Endi Poskovic is an American visual artist and printmaker whose graphic work merges visual representation with text, often shifting the reading of the imagery through continuous representation and re-contextualization. Poskovic's woodcut prints invoke influences as disparate as early cinema, classic Japanese woodblock prints, devotional pictures, and Eastern European Propaganda poster. The amalgam of diverse scenarios and visual narratives in Poskovic's work imply accounts from personal and social histories and reference themes of cultural and environmental shifts, migration and alienation that are at once magnificent and tragic.

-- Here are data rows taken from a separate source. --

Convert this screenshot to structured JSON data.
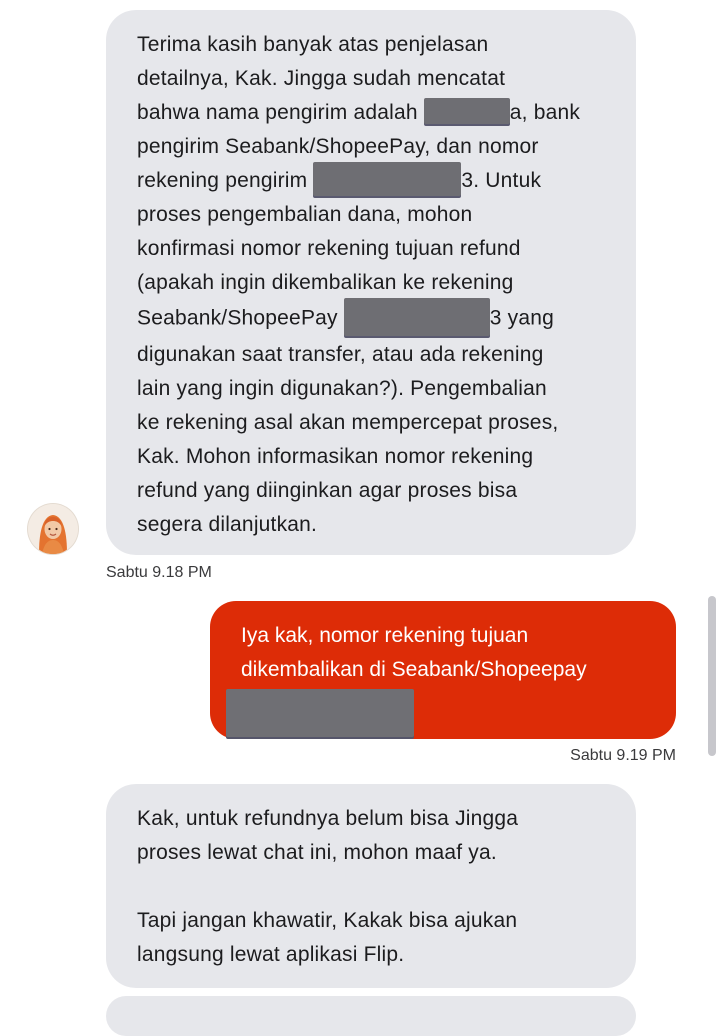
{
  "messages": {
    "bot1": {
      "line1": "Terima kasih banyak atas penjelasan",
      "line2": "detailnya, Kak. Jingga sudah mencatat",
      "line3_before": "bahwa nama pengirim adalah ",
      "line3_after": "a, bank",
      "line4": "pengirim Seabank/ShopeePay, dan nomor",
      "line5_before": "rekening pengirim ",
      "line5_after": "3. Untuk",
      "line6": "proses pengembalian dana, mohon",
      "line7": "konfirmasi nomor rekening tujuan refund",
      "line8": "(apakah ingin dikembalikan ke rekening",
      "line9_before": "Seabank/ShopeePay ",
      "line9_after": "3 yang",
      "line10": "digunakan saat transfer, atau ada rekening",
      "line11": "lain yang ingin digunakan?). Pengembalian",
      "line12": "ke rekening asal akan mempercepat proses,",
      "line13": "Kak. Mohon informasikan nomor rekening",
      "line14": "refund yang diinginkan agar proses bisa",
      "line15": "segera dilanjutkan.",
      "timestamp": "Sabtu 9.18 PM"
    },
    "user1": {
      "line1": "Iya kak, nomor rekening tujuan",
      "line2": "dikembalikan di Seabank/Shopeepay",
      "timestamp": "Sabtu 9.19 PM"
    },
    "bot2": {
      "para1_line1": "Kak, untuk refundnya belum bisa Jingga",
      "para1_line2": "proses lewat chat ini, mohon maaf ya.",
      "para2_line1": "Tapi jangan khawatir, Kakak bisa ajukan",
      "para2_line2": "langsung lewat aplikasi Flip."
    }
  },
  "avatar_icon": "agent-avatar-icon",
  "colors": {
    "bot_bubble": "#e6e7eb",
    "user_bubble": "#dd2c07",
    "redaction": "#6e6e73",
    "timestamp_text": "#3a3a3c"
  }
}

Julia Randall Weertman was an American materials scientist who taught at Northwestern University as the Walter P. Murphy Professor of Materials Science and Engineering.

References

  1. "The Fellowship". John Simon Guggenheim Memorial Foundation. Retrieved 2009-08-11.
  2. "Frequently Asked Questions". John Simon Guggenheim Memorial Foundation. Retrieved 2009-08-11.